During Sunday’s practice the 19-year-old forward played alongside Jori Lehtera and Jaden Schwartz. Nothing is set in stone, but that combination did gel.

“I think we want to look at what the combinations look like now rather than do it at the start of the season,” Blues coach Ken Hitchcock told the St. Louis Post-Dispatch. “We’re looking at a hard match line and we’re also looking at taking advantage of speed and skill off the rush.

“I really liked what I saw today. I really liked Lehtera’s line, they looked very dynamic off the rush.”

The top line of Alexander Steen, Paul Stastny, and Vladimir Tarasenko seems like a good bet to play together for the time being. Jori Lehtera and Jaden Schwartz will stick together on the second line while Dmitrij Jaskin and David Backes can expect to be regular partners on the third unit. The X-factors will be Fabbri and Troy Brouwer as Hitchcock has left the door open to alternating between the two of them on the second and third line depending on the opponent.

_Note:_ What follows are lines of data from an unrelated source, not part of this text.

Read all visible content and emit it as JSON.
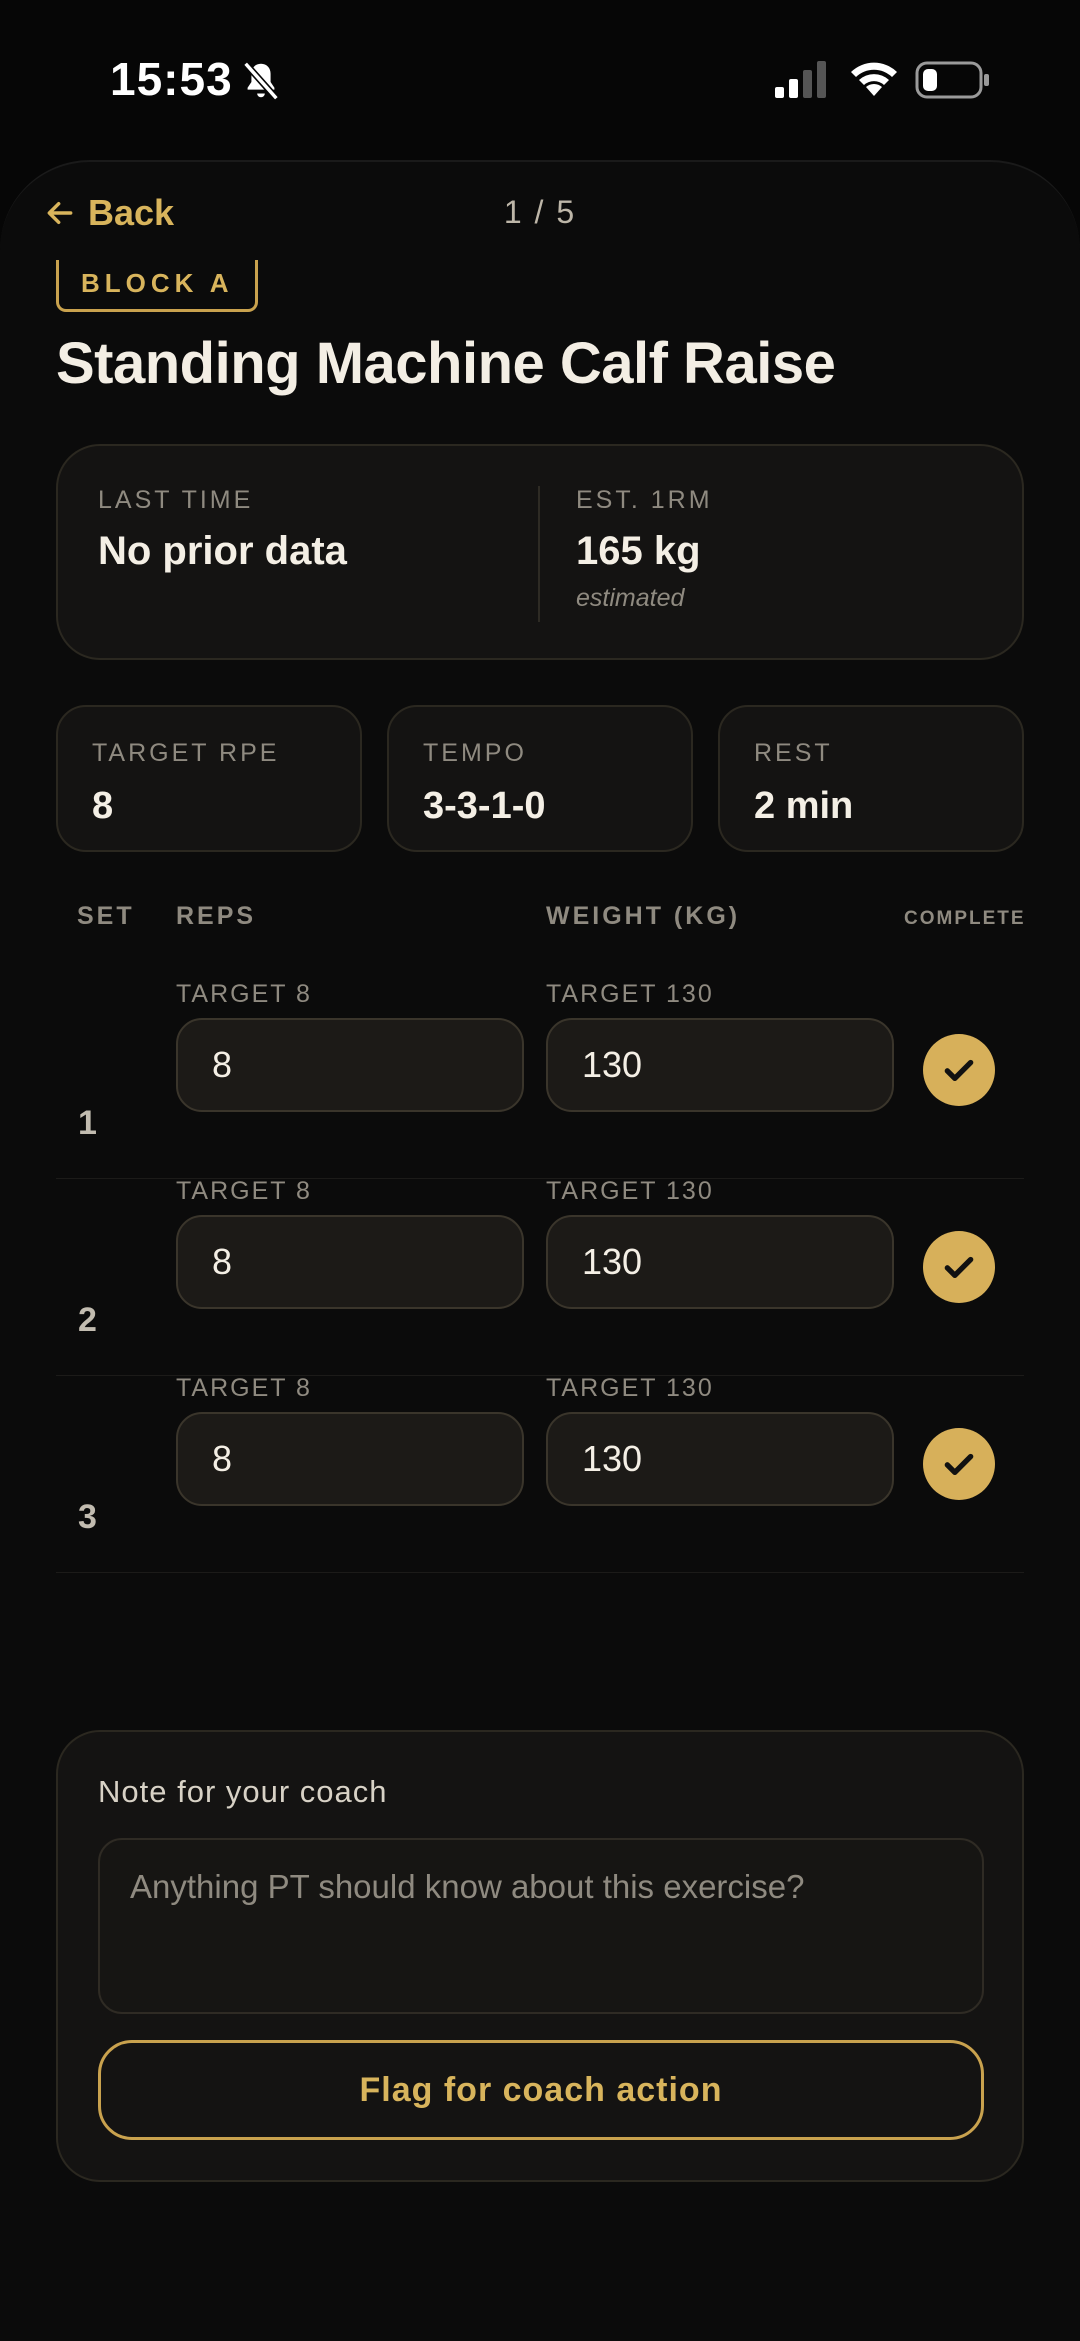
{
  "status_bar": {
    "time": "15:53",
    "icons": [
      "bell-slash-icon",
      "signal-icon",
      "wifi-icon",
      "battery-icon"
    ]
  },
  "nav": {
    "back_label": "Back",
    "position": "1 / 5"
  },
  "exercise": {
    "block": "BLOCK A",
    "title": "Standing Machine Calf Raise"
  },
  "history": {
    "last_time_label": "LAST TIME",
    "last_time_value": "No prior data",
    "est_label": "EST. 1RM",
    "est_value": "165 kg",
    "est_note": "estimated"
  },
  "stats": [
    {
      "label": "TARGET RPE",
      "value": "8"
    },
    {
      "label": "TEMPO",
      "value": "3-3-1-0"
    },
    {
      "label": "REST",
      "value": "2 min"
    }
  ],
  "table_headers": {
    "set": "SET",
    "reps": "REPS",
    "weight": "WEIGHT (KG)",
    "complete": "COMPLETE"
  },
  "sets": [
    {
      "num": "1",
      "reps_target": "TARGET 8",
      "reps": "8",
      "weight_target": "TARGET 130",
      "weight": "130",
      "complete": true
    },
    {
      "num": "2",
      "reps_target": "TARGET 8",
      "reps": "8",
      "weight_target": "TARGET 130",
      "weight": "130",
      "complete": true
    },
    {
      "num": "3",
      "reps_target": "TARGET 8",
      "reps": "8",
      "weight_target": "TARGET 130",
      "weight": "130",
      "complete": true
    }
  ],
  "note": {
    "label": "Note for your coach",
    "placeholder": "Anything PT should know about this exercise?",
    "value": "",
    "flag_button": "Flag for coach action"
  },
  "pager": {
    "total": 5,
    "current": 1
  },
  "colors": {
    "accent": "#d8b45c",
    "background": "#0b0b0b",
    "card": "#141312"
  }
}
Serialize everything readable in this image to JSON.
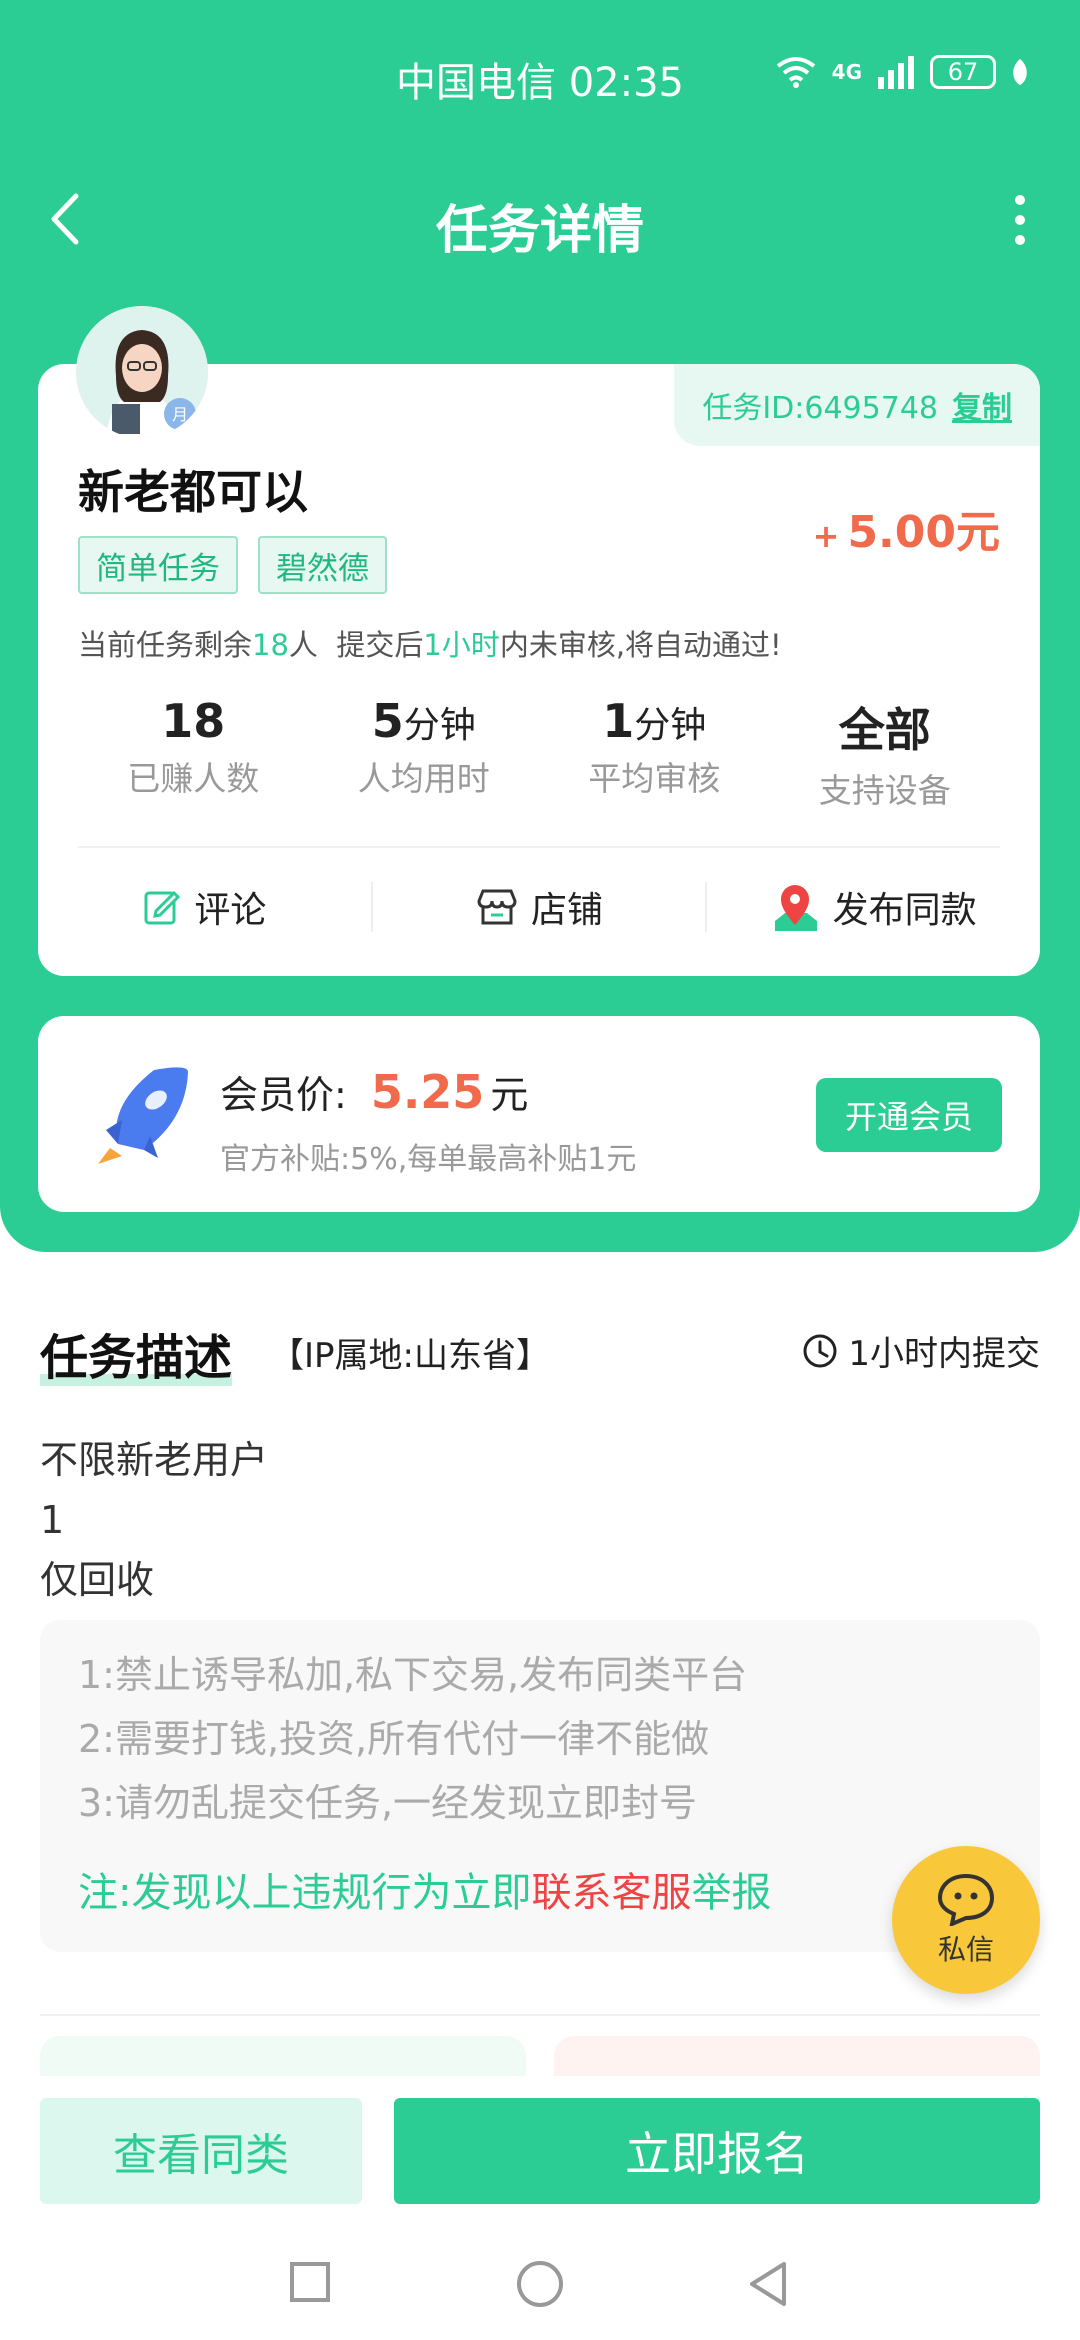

Fabbri was taken with the 21st overall pick in the 2014 NHL Entry Draft and is looking to make the leap after a brief stint in the AHL last season. At the OHL level, he’s been a dominate force with the Guelph Storm, scoring 25 goals and 51 points in 30 games in 2014-15.